The following is a recollection of the Wednesday Intern’s experiences. Most of this it true … or at least as true as it needs to be.
A warning to any future interns of Busybird Publishing: a thorough knowledge of 80s music is a necessity. It’s more important than publishing, or editing, or anything you’d expect to be useful to this job. (You know, the thing that you signed up for.)
The managing director – this guy called Les – is absolutely obsessed with it. I think he secretly has a shrine to Bon Jovi hidden under his desk somewhere, with leather fringes and Eau de Mullet lining the shelves.
I’m probably going to be fired for writing that.
But seriously – half of the work is trying to guess who’s currently playing, and what year it was produced and if their blood type was O or AB. And it trips you up, especially if you’re in the middle of formatting. One minute you’re reading about a knight fighting a dragon, and the next the chapter you had highlighted is now missing.
Which so totally didn’t happen, Kev. I promise.
As another warning, save an untouched file of any manuscript before making any changes. You never know when you’ll need it.
I learnt the hard way not to feed Oscar the Labrador.
Oscar is a sweetie. He’s the most handsome worker at Busybird Publishing, and deserves to know. And in doing so, I gave him a slice of devon. For those who don’t know, devon is a pink mystery meat made from off cuts of meat, animal intestines and probably hooves. Gross? A little. Delicious? Kind of. South Australians call it fritz. Calling it something like fritz helps you take your mind off what it’s made of.
Anyway, I fed it to Oscar, and thought nothing of it. An hour later, I’m scanning some illustrations for a biography in Les’s office and Oscar came to sit at my feet. Not too long after, the air around me became flammable.
I side-eyed Les at first. Surely not? Then over the next two hours, any time Oscar brushed past me the same eye-watering stench reappeared. Kev and Les swore up and down that they couldn’t smell a thing – which means Oscar was doing it on purpose.
But I figured out a way to deal with it.
Quickly before I sign off, I finally knew an 80s song that played! I heard the opening bars of Bryan Adams’ Summer of ’69. I was so excited. I shouted it to Les, who replied in his usual upbeat, positive fashion.

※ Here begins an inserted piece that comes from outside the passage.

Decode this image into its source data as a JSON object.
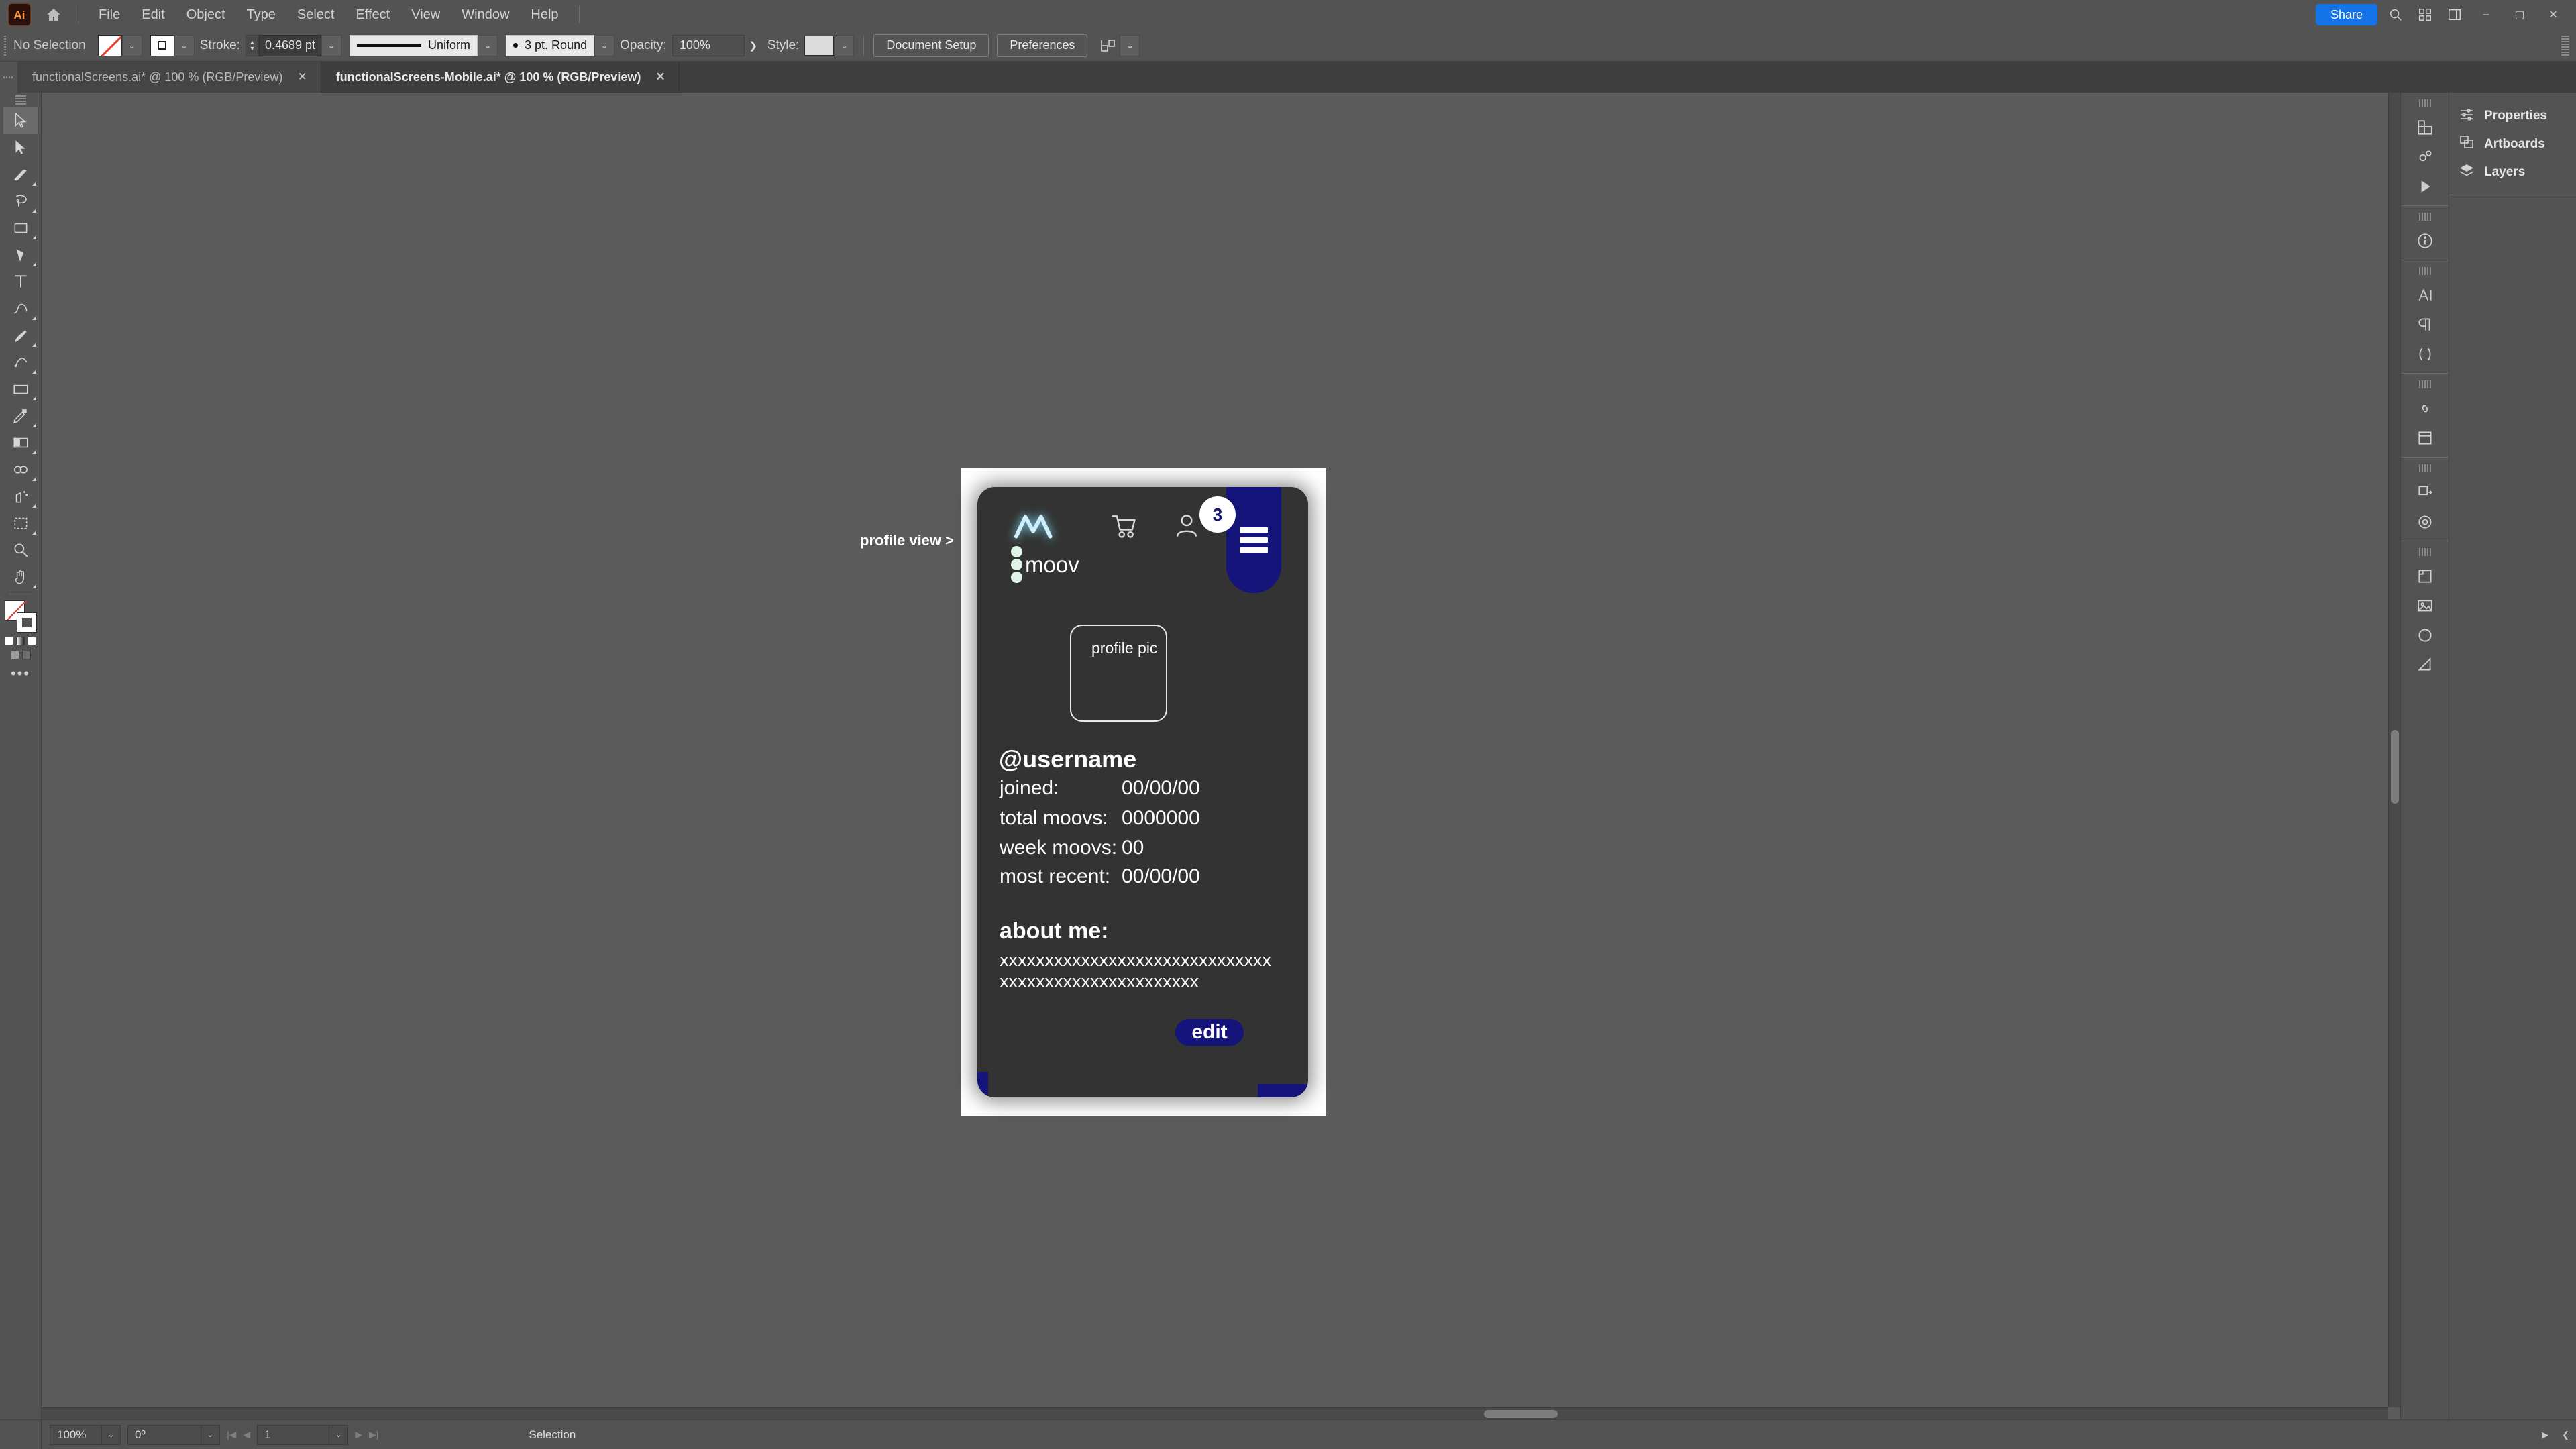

“I don’t care.”
Publishing isn’t always glamorous. Case in point – non fiction books. More specifically, encyclopedias. Long, long, medical encyclopedias. (No offense to encyclopedia afficionados.)
For the entire day, my job was to make tables and copy and paste information into them. Make table, copypastecopypastecopypastecopypaste. Six hours straight.
I want to make it clear that I’m not complaining. As an intern, it’s my job to do the busywork, the stuff that makes things easier for the actual workers. But it’s important to paint an entire picture. Publishing isn’t just getting paid to read books, pick bestsellers and rub shoulders with authors. A lot of the time you’re mashing your head on a keyboard because the formatting JUST. WON’T. WORK.
Just ask Kev and Les, and the indents in their foreheads.
I have a theory that Les and Kev are trying to eliminate their interns. (Allegedly – but why else would they have a literal skeleton in their basement?) First it was by Oscar’s gassing. Then it was the day of formatting. Today, it was by threat of falling and cracking my head open on the cement.
For Open Mic Night, the blackboard sign outside needed to be decorated. I put my hand up to do that – failing to remember the steep, rocky ledge that has absolutely no way of getting up besides climbing it. And I was wearing skinny jeans. But I got it done! I was quite proud of the result too.
Then at 6:30 it rained. All the chalk washed off before anyone showed up.
Carly Mitchell, Publishing Intern